**Data to use**

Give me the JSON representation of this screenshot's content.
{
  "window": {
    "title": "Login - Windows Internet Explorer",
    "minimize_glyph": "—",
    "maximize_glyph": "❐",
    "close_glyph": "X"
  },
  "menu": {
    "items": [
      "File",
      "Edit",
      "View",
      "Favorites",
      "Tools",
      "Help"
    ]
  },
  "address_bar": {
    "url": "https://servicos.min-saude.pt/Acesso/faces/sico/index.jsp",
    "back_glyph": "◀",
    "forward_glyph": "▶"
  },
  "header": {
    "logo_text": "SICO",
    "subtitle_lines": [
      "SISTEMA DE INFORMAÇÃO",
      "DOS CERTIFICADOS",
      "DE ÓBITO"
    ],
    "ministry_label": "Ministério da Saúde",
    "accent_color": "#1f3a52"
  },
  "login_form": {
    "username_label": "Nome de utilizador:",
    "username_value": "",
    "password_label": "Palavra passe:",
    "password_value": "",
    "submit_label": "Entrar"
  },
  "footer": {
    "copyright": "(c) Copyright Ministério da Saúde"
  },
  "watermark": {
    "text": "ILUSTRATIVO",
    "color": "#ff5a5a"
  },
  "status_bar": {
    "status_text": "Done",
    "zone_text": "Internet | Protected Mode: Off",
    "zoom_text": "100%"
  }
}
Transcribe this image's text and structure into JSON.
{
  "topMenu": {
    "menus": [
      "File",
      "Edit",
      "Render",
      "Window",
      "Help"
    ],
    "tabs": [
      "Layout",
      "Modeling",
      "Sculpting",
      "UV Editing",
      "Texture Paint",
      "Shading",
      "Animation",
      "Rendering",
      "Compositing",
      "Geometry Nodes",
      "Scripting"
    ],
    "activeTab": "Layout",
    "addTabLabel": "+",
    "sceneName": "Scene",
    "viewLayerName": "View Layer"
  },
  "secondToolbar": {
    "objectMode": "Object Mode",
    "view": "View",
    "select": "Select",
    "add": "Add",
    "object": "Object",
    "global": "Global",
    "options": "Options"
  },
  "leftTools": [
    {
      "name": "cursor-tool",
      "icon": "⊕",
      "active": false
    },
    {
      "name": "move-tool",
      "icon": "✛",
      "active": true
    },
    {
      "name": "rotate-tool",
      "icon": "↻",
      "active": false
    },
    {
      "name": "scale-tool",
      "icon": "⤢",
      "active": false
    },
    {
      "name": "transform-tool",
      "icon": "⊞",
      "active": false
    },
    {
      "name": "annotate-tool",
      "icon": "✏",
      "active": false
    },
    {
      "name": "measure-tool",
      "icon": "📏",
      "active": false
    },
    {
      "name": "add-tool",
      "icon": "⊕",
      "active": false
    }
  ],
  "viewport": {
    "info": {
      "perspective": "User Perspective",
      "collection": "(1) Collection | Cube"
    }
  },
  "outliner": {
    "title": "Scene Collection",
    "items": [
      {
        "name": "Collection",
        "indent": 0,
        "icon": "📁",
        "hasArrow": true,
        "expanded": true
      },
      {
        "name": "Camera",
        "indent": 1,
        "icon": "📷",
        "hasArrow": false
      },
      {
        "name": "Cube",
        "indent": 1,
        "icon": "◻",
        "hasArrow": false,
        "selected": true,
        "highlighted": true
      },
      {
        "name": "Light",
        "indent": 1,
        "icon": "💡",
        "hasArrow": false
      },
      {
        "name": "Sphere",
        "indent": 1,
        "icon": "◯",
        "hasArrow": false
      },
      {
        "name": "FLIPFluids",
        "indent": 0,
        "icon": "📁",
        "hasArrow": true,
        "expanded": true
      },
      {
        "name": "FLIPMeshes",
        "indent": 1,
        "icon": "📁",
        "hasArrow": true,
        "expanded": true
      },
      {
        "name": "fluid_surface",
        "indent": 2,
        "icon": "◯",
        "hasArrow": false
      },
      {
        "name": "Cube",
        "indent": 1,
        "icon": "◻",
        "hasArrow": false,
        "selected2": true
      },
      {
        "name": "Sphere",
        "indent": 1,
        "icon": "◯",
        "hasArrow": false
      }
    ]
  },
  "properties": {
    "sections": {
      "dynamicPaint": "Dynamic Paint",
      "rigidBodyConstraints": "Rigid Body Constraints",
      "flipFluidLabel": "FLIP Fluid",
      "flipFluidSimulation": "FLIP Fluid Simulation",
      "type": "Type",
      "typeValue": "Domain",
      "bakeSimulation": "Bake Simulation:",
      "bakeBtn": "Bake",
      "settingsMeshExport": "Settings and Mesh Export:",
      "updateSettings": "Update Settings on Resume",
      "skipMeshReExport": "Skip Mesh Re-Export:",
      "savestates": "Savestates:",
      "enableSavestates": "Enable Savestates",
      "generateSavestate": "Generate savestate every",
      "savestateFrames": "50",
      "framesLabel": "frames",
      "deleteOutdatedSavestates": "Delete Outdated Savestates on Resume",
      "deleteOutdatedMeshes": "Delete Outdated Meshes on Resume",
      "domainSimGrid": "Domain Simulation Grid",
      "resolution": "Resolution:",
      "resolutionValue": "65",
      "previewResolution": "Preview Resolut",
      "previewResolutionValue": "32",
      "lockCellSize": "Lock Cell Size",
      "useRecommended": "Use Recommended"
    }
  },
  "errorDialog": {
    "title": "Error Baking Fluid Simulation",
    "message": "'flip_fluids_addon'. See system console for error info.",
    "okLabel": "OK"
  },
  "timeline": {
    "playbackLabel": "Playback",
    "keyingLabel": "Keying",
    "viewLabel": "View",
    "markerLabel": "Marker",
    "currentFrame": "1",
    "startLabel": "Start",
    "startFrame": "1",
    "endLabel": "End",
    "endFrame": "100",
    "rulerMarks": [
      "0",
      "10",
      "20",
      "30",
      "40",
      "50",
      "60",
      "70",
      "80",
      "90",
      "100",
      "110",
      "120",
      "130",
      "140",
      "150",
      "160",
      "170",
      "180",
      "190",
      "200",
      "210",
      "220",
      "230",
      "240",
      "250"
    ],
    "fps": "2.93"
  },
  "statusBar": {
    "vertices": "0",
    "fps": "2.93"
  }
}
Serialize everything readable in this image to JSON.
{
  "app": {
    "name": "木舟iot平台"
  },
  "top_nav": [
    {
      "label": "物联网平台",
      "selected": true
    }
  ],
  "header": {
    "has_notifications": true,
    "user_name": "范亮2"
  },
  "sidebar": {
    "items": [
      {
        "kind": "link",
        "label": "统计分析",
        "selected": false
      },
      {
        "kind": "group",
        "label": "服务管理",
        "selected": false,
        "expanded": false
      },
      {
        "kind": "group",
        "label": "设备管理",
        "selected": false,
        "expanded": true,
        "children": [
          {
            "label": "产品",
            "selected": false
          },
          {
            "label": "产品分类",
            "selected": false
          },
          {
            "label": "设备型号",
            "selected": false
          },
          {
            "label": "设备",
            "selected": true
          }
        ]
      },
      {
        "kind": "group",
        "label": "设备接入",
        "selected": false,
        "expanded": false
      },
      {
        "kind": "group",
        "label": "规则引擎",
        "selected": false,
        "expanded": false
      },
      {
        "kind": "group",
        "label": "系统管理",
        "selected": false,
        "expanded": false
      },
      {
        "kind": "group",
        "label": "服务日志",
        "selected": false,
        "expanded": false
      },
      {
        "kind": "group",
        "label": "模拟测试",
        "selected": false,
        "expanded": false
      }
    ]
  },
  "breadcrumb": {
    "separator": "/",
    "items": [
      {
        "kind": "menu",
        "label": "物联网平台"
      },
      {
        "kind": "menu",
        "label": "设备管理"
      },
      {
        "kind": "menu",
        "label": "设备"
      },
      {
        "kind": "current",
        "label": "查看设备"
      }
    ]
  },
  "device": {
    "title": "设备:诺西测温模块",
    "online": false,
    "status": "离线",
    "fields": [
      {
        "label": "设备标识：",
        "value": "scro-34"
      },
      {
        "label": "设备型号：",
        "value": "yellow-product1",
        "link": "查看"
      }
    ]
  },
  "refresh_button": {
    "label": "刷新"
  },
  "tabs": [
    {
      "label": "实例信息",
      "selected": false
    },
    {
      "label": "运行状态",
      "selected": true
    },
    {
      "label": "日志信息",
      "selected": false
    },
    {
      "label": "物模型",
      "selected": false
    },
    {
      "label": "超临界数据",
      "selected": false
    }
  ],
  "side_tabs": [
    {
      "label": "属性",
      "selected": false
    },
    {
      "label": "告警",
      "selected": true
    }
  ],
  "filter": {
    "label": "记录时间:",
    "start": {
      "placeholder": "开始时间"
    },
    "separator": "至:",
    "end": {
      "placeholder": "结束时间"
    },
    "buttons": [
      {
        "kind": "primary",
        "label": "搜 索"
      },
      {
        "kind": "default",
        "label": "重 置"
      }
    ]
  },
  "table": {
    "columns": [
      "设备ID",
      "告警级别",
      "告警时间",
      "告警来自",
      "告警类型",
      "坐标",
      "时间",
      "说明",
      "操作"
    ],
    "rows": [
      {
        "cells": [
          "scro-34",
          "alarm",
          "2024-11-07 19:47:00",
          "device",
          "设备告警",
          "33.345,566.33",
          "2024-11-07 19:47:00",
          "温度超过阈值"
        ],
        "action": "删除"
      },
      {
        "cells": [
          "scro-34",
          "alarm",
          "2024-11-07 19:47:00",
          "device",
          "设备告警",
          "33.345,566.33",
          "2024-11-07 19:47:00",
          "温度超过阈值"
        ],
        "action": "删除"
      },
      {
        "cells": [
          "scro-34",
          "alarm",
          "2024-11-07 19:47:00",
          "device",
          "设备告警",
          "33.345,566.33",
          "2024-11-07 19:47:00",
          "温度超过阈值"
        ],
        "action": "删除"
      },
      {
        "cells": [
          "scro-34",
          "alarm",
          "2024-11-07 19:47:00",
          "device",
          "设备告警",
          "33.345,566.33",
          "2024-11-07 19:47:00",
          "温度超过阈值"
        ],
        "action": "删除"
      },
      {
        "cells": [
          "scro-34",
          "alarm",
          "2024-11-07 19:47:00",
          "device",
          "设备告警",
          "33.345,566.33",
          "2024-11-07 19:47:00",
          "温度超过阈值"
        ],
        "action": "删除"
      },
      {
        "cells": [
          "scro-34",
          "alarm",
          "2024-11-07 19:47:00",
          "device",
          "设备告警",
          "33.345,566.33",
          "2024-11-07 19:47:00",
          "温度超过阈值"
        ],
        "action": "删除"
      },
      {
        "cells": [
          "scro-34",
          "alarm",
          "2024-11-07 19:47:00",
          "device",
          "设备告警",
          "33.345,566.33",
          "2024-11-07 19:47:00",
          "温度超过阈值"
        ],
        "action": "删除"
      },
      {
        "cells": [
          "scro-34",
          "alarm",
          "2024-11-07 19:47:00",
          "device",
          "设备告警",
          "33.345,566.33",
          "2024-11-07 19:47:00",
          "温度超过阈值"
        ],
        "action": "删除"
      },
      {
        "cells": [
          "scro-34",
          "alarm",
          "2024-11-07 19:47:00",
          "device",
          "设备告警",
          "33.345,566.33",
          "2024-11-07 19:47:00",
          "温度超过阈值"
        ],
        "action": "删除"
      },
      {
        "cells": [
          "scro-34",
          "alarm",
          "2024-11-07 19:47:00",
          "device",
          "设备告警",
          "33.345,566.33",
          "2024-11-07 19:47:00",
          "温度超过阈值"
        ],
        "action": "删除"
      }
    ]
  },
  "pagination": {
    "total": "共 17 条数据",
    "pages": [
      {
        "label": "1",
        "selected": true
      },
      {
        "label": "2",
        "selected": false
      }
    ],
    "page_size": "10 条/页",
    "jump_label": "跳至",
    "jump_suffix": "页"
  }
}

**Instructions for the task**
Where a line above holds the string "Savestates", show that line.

**Written solution**
      "savestates": "Savestates:",
      "enableSavestates": "Enable Savestates",
      "deleteOutdatedSavestates": "Delete Outdated Savestates on Resume",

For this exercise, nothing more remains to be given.